__EXERCISE DETAILS__. Your response should be a copy of each line in the listing below that includes the word "price".

__STORED DATA__.
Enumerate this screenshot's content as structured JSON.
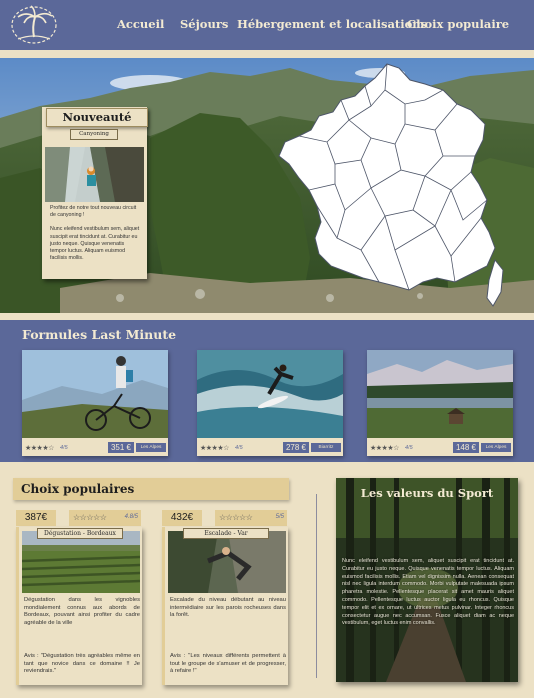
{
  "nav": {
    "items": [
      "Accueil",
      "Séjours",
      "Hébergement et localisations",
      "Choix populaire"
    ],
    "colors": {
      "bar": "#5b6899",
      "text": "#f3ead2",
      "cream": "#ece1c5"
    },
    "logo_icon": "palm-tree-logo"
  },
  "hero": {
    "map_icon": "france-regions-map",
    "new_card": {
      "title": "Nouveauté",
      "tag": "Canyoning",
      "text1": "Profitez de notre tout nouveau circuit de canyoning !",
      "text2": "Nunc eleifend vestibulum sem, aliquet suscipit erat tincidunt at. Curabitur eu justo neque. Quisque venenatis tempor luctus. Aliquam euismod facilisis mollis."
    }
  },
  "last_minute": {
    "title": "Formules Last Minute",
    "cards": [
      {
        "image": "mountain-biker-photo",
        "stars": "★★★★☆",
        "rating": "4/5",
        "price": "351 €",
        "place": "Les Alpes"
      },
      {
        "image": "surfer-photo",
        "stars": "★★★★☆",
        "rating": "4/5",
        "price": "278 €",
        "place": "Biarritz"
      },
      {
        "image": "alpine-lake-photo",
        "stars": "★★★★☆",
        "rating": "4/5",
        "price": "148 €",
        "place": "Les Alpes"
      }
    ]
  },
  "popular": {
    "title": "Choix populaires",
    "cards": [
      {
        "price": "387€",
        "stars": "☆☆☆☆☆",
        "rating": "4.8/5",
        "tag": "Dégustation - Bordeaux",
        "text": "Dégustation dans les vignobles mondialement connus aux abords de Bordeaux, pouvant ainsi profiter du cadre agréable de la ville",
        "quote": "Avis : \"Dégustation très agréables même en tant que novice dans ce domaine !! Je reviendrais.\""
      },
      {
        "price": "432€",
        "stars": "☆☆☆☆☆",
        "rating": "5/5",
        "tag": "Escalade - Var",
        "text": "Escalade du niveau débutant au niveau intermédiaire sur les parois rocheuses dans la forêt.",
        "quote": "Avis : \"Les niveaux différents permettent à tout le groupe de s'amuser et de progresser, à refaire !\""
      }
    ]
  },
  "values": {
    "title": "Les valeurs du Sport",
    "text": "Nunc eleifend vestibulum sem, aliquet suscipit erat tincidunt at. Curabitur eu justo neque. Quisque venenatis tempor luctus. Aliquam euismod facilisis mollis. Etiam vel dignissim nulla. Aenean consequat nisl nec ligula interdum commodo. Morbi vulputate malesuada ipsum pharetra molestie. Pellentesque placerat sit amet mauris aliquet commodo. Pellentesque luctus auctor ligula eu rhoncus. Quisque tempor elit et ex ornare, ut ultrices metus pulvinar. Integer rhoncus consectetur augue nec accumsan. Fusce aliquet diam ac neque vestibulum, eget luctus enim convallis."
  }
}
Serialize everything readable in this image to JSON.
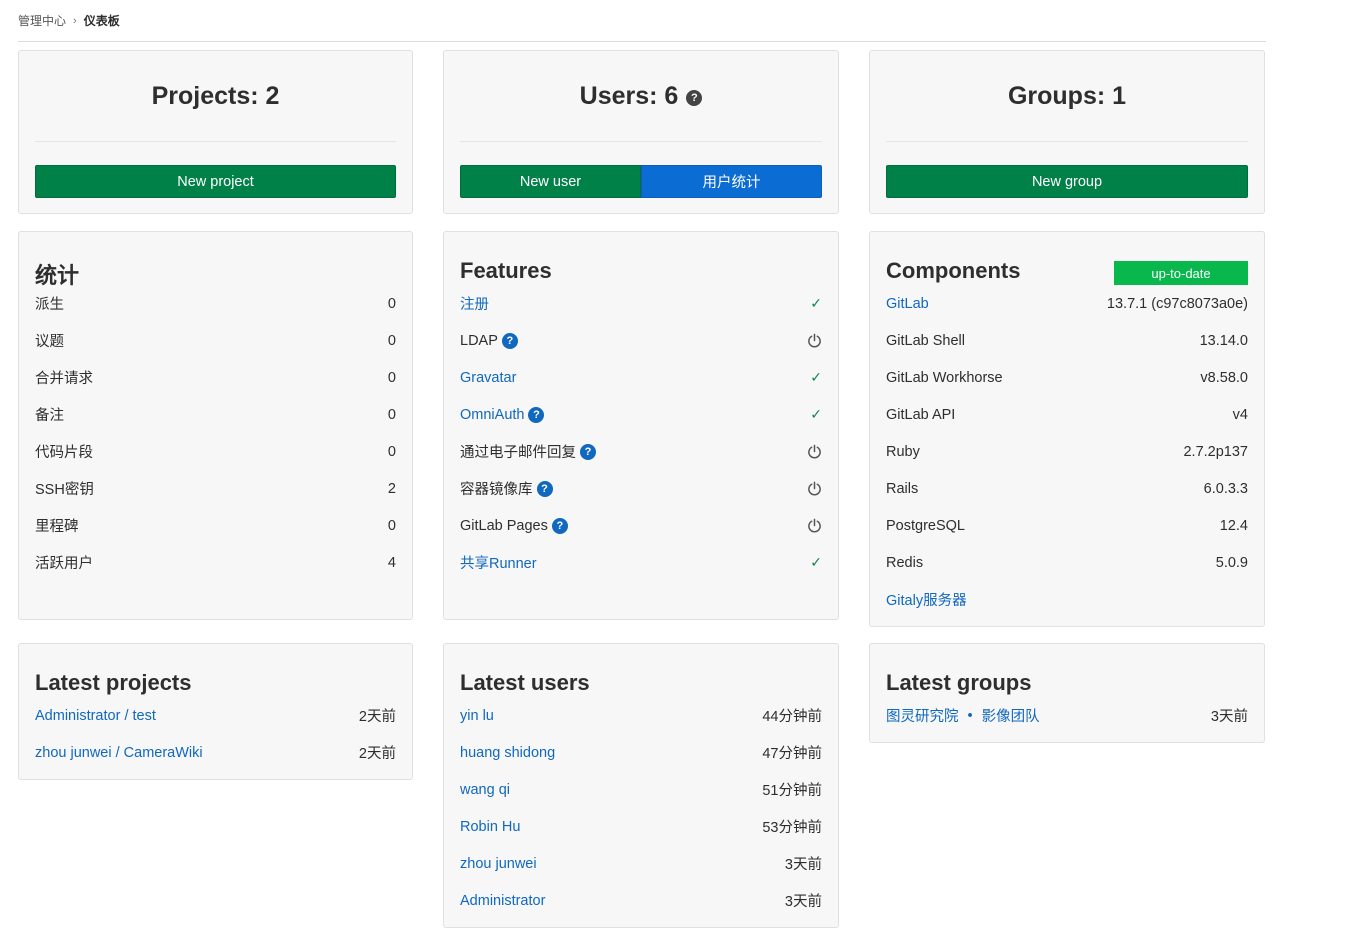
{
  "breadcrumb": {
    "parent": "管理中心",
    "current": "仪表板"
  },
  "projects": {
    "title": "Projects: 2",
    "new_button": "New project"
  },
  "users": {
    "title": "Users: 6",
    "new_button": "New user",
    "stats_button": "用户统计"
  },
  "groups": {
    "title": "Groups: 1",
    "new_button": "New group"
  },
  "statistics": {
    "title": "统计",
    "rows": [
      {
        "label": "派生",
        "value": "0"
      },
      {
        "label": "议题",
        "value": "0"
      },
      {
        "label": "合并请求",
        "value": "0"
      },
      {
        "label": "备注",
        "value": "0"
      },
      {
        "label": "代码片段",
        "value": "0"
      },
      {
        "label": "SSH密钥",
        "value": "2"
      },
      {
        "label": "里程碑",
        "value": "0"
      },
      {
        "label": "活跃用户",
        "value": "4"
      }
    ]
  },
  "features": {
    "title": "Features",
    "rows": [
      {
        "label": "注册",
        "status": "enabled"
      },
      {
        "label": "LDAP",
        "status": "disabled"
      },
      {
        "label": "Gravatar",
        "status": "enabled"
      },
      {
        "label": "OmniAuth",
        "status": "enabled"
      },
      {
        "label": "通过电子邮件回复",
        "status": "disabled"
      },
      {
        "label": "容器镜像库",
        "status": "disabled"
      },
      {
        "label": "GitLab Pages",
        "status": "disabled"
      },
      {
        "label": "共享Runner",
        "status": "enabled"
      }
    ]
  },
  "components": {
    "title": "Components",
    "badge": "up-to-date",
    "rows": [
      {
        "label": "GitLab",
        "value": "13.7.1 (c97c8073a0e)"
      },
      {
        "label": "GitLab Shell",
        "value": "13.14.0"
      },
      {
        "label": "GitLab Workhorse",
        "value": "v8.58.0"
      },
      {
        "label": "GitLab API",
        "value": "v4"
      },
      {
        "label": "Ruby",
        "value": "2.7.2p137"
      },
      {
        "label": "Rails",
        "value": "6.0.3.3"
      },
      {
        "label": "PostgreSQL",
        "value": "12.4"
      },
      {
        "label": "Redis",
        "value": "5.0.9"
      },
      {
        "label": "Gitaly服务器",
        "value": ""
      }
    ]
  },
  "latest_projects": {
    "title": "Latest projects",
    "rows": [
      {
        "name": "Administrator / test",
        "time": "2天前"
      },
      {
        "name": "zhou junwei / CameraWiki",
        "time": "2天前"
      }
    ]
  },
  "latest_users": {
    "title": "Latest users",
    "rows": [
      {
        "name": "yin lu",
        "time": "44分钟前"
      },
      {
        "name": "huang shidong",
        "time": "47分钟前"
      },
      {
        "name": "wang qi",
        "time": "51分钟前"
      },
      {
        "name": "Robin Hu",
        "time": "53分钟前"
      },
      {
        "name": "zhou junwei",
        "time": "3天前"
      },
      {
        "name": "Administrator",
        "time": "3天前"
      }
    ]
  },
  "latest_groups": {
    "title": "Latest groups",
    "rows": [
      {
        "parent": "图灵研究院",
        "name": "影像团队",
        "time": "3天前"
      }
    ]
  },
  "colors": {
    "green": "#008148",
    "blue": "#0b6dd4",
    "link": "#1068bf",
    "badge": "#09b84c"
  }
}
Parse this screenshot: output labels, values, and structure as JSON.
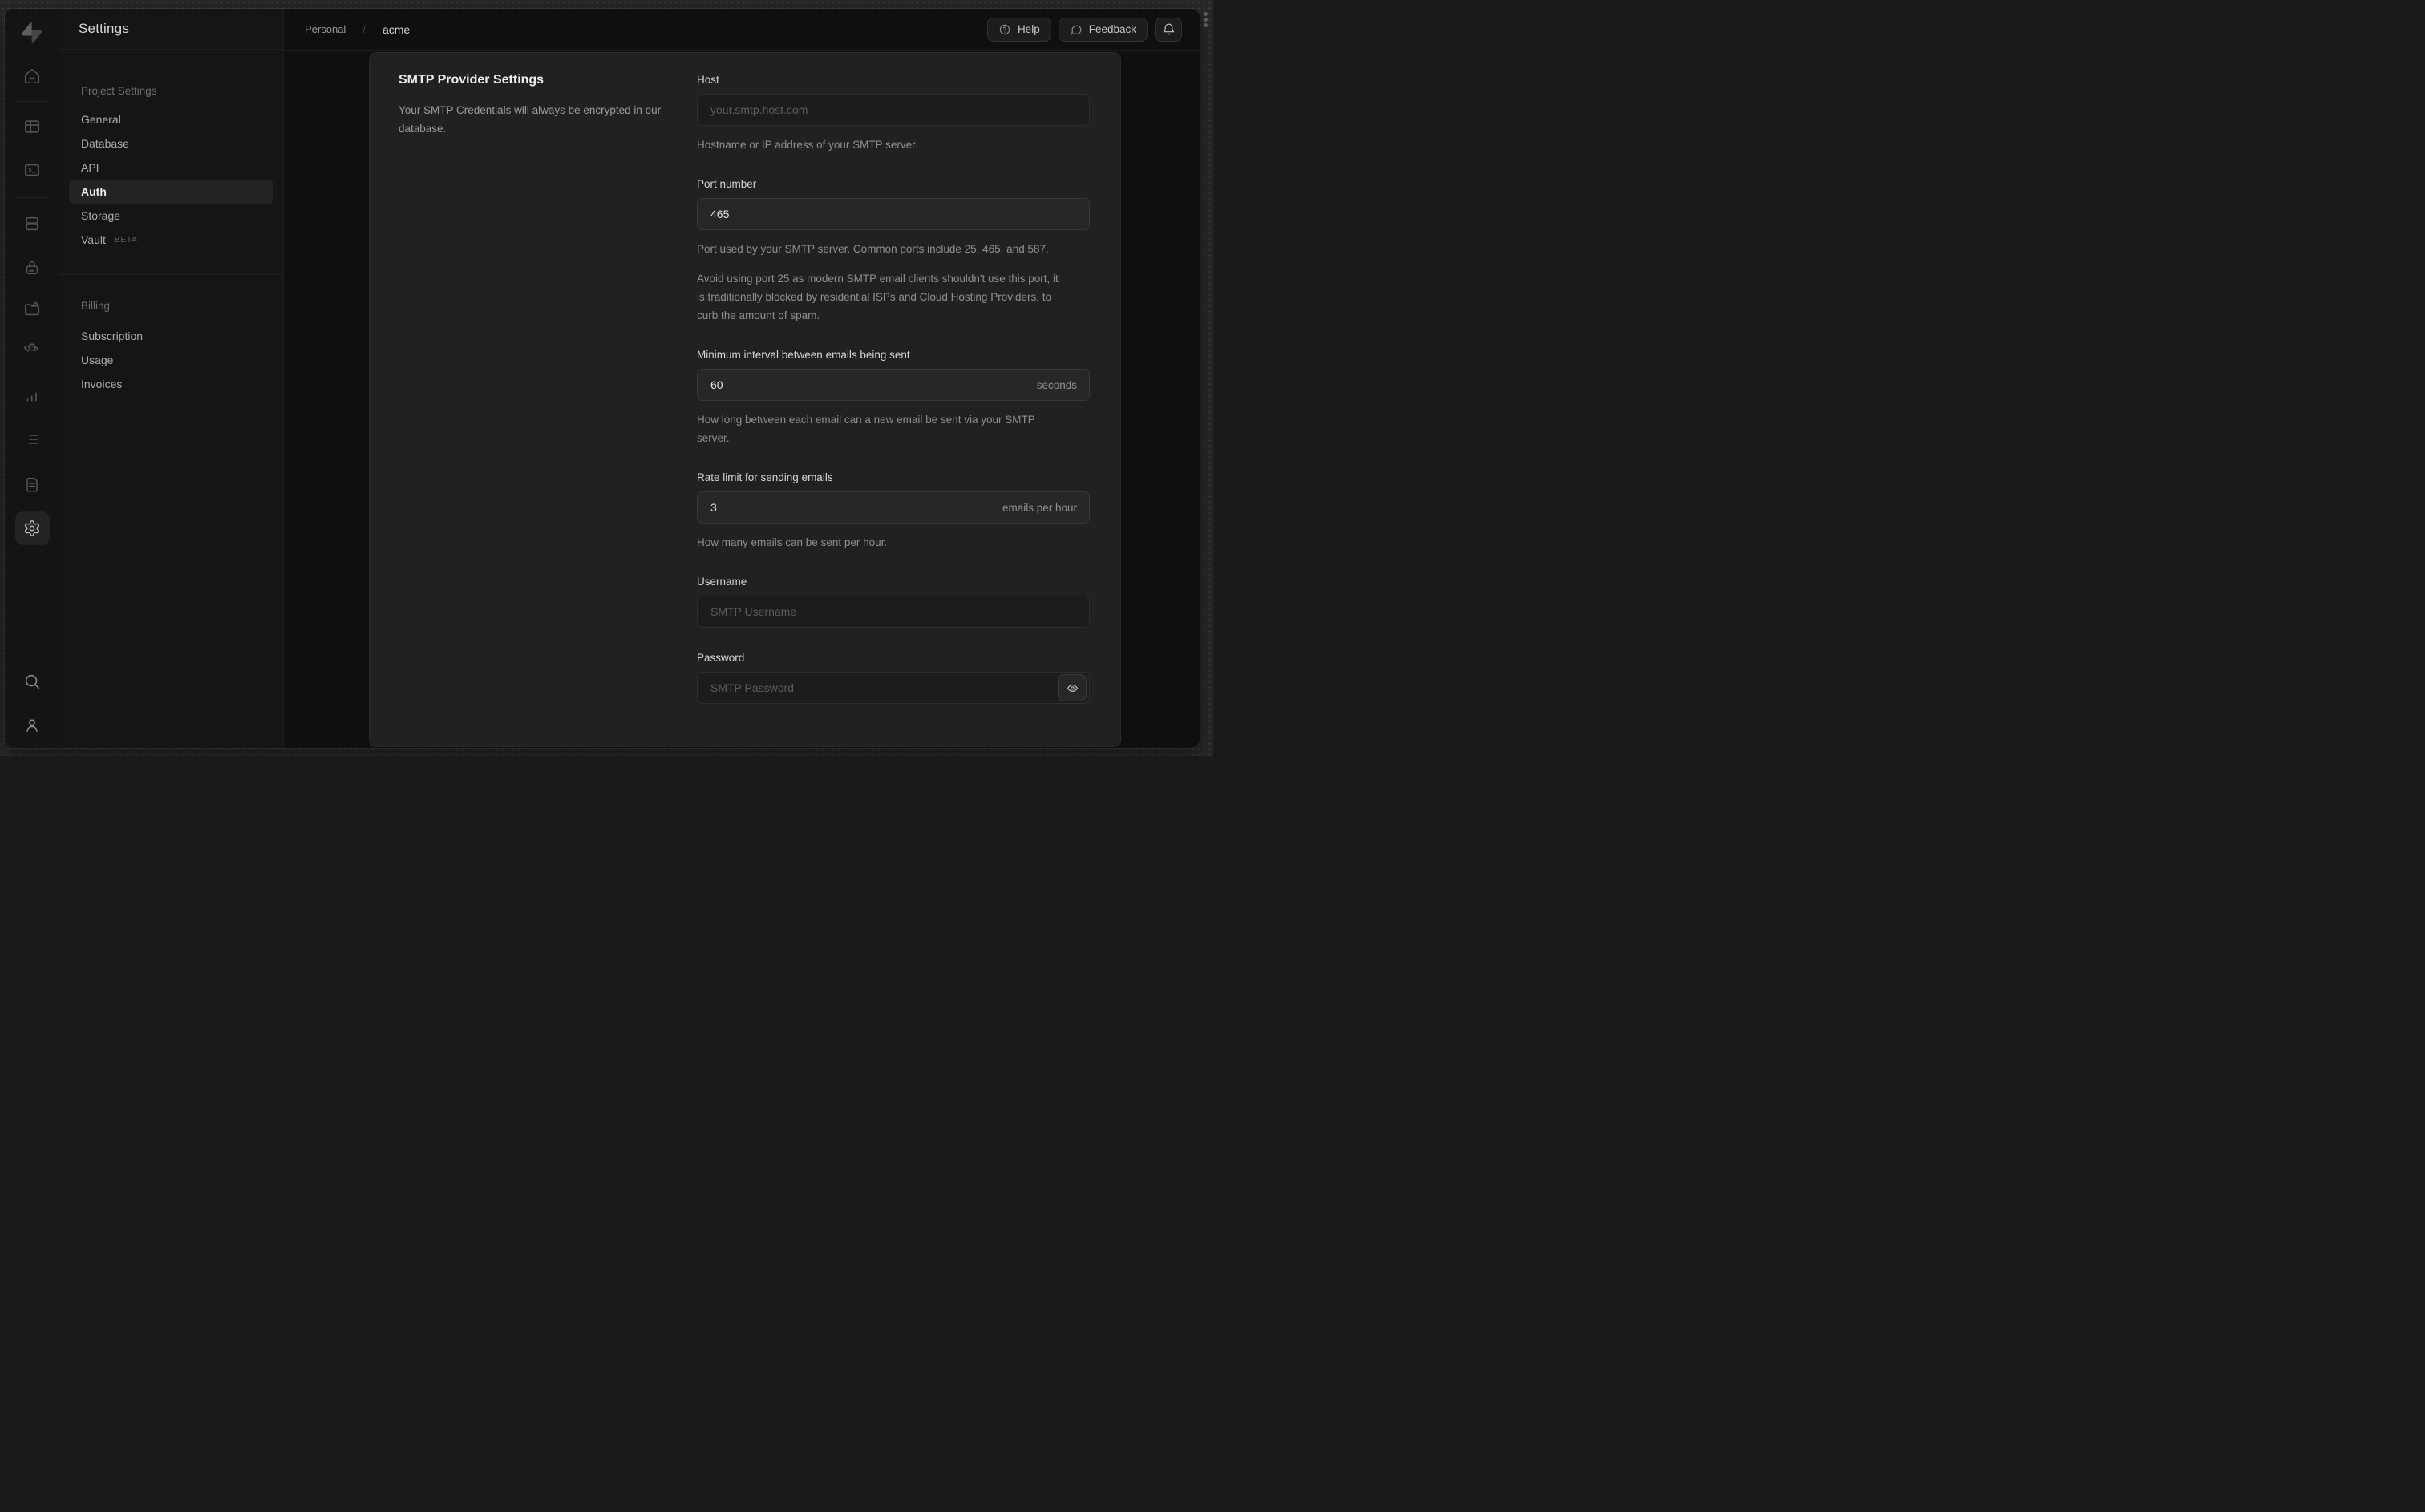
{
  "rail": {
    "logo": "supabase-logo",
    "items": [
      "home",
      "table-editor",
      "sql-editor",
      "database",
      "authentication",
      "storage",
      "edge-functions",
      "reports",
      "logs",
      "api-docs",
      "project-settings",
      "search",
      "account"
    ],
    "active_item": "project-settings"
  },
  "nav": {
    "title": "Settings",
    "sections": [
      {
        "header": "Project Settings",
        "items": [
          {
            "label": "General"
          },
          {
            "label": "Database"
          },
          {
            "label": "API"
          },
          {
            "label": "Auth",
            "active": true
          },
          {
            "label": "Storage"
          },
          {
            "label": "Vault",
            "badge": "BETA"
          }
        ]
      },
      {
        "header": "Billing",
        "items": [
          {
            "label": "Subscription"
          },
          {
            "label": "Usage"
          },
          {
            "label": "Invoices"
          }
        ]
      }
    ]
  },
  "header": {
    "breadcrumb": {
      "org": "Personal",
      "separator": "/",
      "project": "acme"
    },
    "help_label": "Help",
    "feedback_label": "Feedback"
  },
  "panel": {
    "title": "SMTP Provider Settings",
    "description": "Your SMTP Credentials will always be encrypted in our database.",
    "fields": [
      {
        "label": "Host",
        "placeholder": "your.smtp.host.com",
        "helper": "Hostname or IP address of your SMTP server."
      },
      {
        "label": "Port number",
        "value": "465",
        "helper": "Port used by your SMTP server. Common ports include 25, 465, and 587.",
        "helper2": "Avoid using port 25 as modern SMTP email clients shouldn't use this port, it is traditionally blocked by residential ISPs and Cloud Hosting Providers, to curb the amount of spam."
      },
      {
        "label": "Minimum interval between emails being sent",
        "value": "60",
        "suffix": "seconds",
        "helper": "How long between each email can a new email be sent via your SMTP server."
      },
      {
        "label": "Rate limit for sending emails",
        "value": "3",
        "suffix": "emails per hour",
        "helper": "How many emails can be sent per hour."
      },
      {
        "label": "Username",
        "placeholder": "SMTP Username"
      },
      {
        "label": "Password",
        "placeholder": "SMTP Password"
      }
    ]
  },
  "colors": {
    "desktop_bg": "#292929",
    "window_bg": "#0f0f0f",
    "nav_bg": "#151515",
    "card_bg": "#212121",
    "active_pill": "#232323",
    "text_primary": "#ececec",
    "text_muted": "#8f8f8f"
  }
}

__TASK ANSWER__.
        "price": "351 €",
        "price": "278 €",
        "price": "148 €",
        "price": "387€",
        "price": "432€",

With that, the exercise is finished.